Tag Archives: Emotions

Interests and emotions in negotiations

When two parties first begin to negotiate, there’s a blank slate. Each party focuses on the issues in an attempt to, in light of their negotiating power, trade away those issues that are less important to them in exchange for getting what they want with regards to those issues that are more important to them. The exchange is primarily interest-based.

However, as a negotiation progresses, emotions emerge.

If each party is respectful of the other, they may feel good and continue the negotiation even if their ranges of acceptable outcomes seem unlikely to overlap.

On the other hand, if one party is repeatedly conceding ground, they begin to feel bad. Similarly, if a party feels like their good intentions are being abused, they also begin to feel bad.
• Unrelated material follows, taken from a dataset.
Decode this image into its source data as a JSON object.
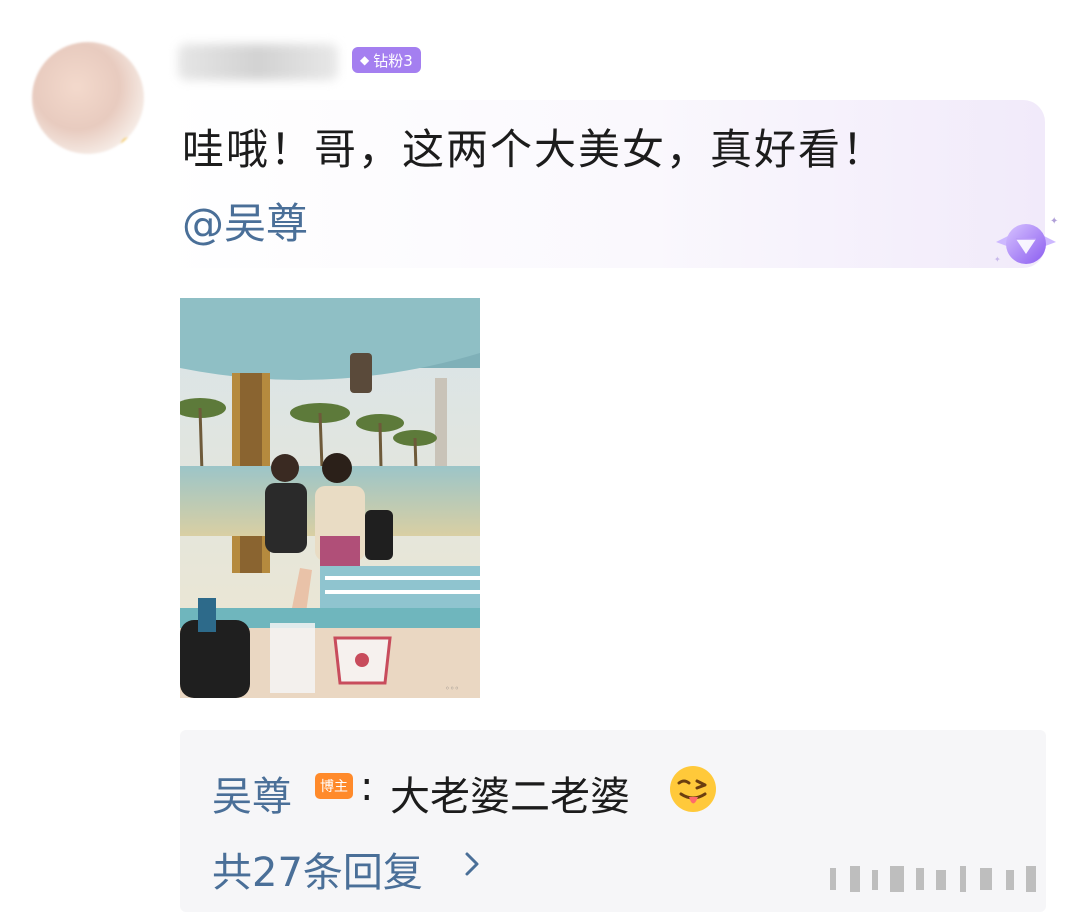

The negotiation develops an emotional history which becomes an important determinant of the negotiation’s outcome, beyond that suggested by a purely interest-based approach.

Depending on the emotional history of the negotiation, one or more parties may take actions contrary to their own interest in order to prevent their counterpart from getting what they want. In other words, they might trade away their interests in order to not trade away their perceived fairness of the eventual outcome.

They may also refuse to budge on what is actually a relatively less important issue to them in order to get back at their counterpart for their actions on a more important issue.

At the extreme, since a party’s negotiating style is a signal for how they will act post-negotiation, a party might leave the table due to the emotional layer of the negotiation, even after securing an outcome that is otherwise in line with their interests.

In order to not let the emotional layer of a negotiation get in the way of an otherwise mutually beneficial partnership, it’s useful to keep two principles in mind:

  1. Treat your counterpart as you would like to be treated
  2. Communicate kindly

Acting in line with these maxims isn’t easy in the heat of a negotiation. And they don’t guarantee that you’ll reach a mutually satisfying outcome.

However, if you’re able to act in line with them, they go a long way in ensuring that the outcome that you do reach reflects the interests rather than the emotions of both parties.

Words, facts, and emotions

Eric Weinstein, a mathematician and economist who is also managing director at Thiel Capital, wrote an excellent piece on what he believes is the most important scientific term or concept that ought to be more widely known. It’s called Russell conjugation (or emotive conjugation) in honor of philosopher Bertrand Russell and, stated simply, it shares that words have two layers, a factual layer and an emotional layer.

From the example in Eric’s piece, each of the phrases below suggests that people don’t change their mind. That’s the factual component. However, the perception that you have of each person after reading the phrase is different. And that’s the emotional layer.

“I am firm. [Positive empathy]
You are obstinate. [Neutral to mildly negative empathy]
He/She/It is pigheaded. [Very negative empathy]”

As shown in this example, the emotional layer sometimes simply reflects who is being talked about. If you’re describing yourself, you’re likely to use a word with a more positive emotional connotation than if you’re talking to someone else in the same room. And if you’re talking about someone else who isn’t in the same room, it’s easier to use a word with a more negative emotional connotation.

I have two key takeaways from the piece.

The first is to, to the extent possible, extract the factual and emotional layers of the information you absorb. The factual layer reflects the communicator’s perception of reality while the emotional layer reflects how they feel about that reality. Both are valuable signals.

The second is to choose your words carefully. Your recipient will interpret what you say based on the emotional connotation of your words to the same if not to a greater extent than their factual content.

I highly recommend reading the full piece which you can do so here.


We communicated with two of our companies on WhatsApp groups this week. It feels different to use WhatsApp, a tool that we usually use for personal communication, in a business setting.

Even more interesting was the use of emoji’s in the groups. It’s difficult to express emotions through text and emoji’s help solve this problem. However, emotions are expected in personal communication and less expected in a business setting. So seeing emoji’s used in a business setting made the experience even more interesting.

This all reminded me of an Andreessen Horowitz podcast on emoji which shares how emoji emerged, the contexts in which they’re used, their advantages and limitations, and how they’re likely to evolve. You can listen to it below.